Iraq’s ambassador to the Philippines called on Tuesday for the Philippines to lift its travel ban to Iraq, saying Filipinos can benefit by taking part in the reconstruction of the war-damaged country.
Ambassador Wadee Al-Batti was reacting to a recent reiteration by the Philippine government of a travel and workers’ deployment ban to high-risk countries like Iraq, Afghanistan, Nigeria, Lebanon, Jordan and Somalia, said the report from Associated Press.
He said peace and order has greatly improved in Iraq since the Philippines first imposed the ban in 2004, but that no country can guarantee against terrorist attacks.
There are now some 50 embassies in Baghdad and not all of them are located in the Green Zone, an indication of the better security situation there, Al-Batti said.
“I see the ban as a hindrance which limits our potential … and doesn’t allow the relationship between Iraq and the Philippines to go to a new level,” Al-Batti told reporters.
He said Iraq is now an open country offering many opportunities, including a demand for more than 3 million houses, thousands of schools and more than 100 hospitals.
The Philippines banned its citizens from working in Iraq in July 2004 after insurgents abducted and threatened to behead Filipino truck driver Angelo dela Cruz.
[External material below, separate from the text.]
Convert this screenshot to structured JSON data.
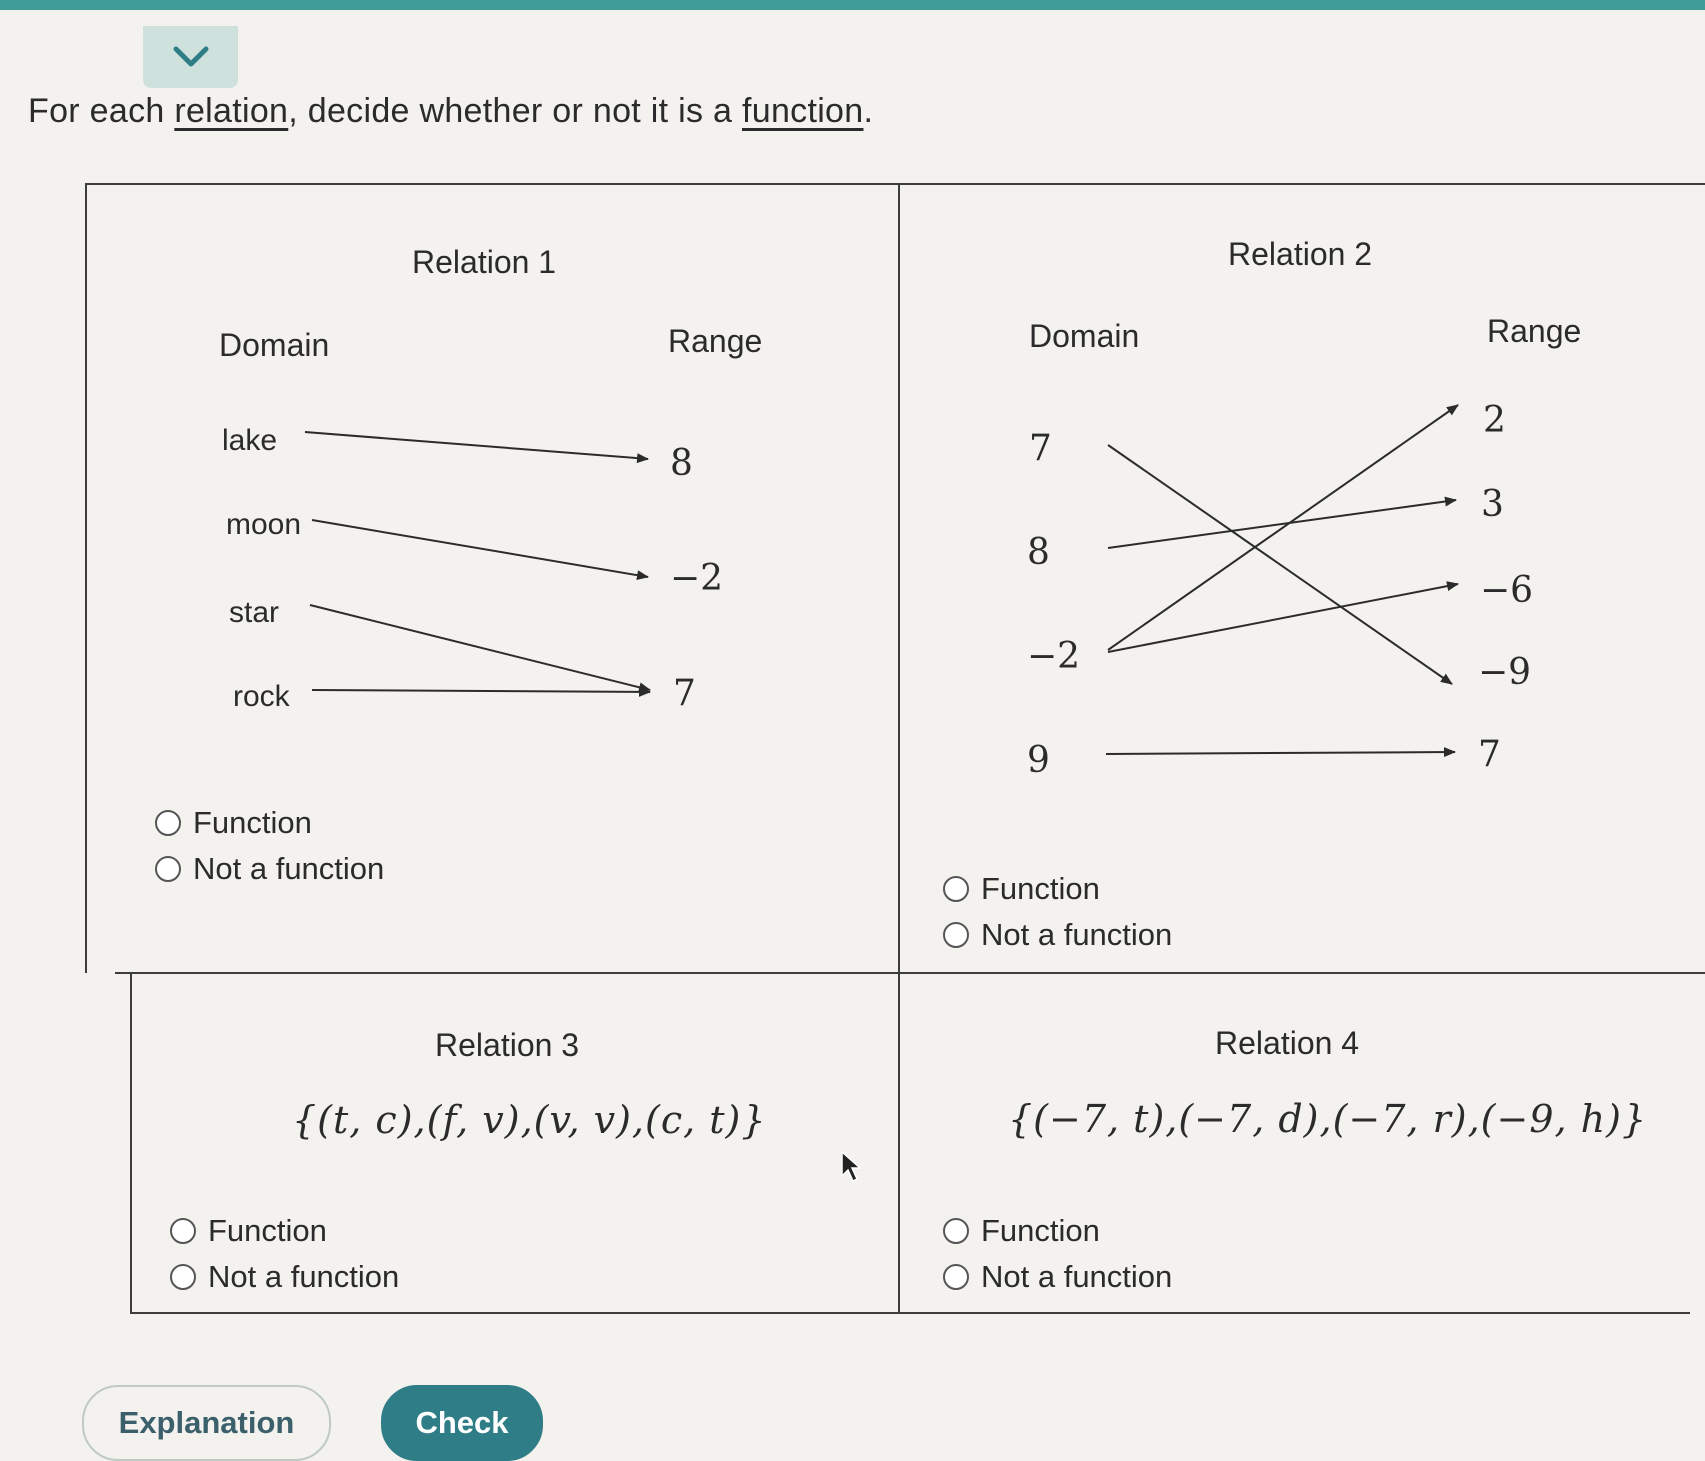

He was released after then President Gloria Macapagal Arroyo agreed to withdraw the Philippines’ small military contingent in Iraq — a decision strongly criticized by Washington and other coalition allies.
Some 4,000 Filipinos, mostly workers in U.S. bases, remain in Iraq after they were allowed last year by the Manila government to finish their contracts, Philippine special envoy to the Middle East, Roy Cimatu, told The Associated Press.
“The Philippines values opportunities for Filipino labor in overseas markets, and an interagency committee will take up the work opportunities opening up in Iraq,” Department of Foreign Affairs spokesman Eduardo Malaya said. Ensuring workers’ security and welfare will be among the considerations taken, he added.
(Source: Associated Press)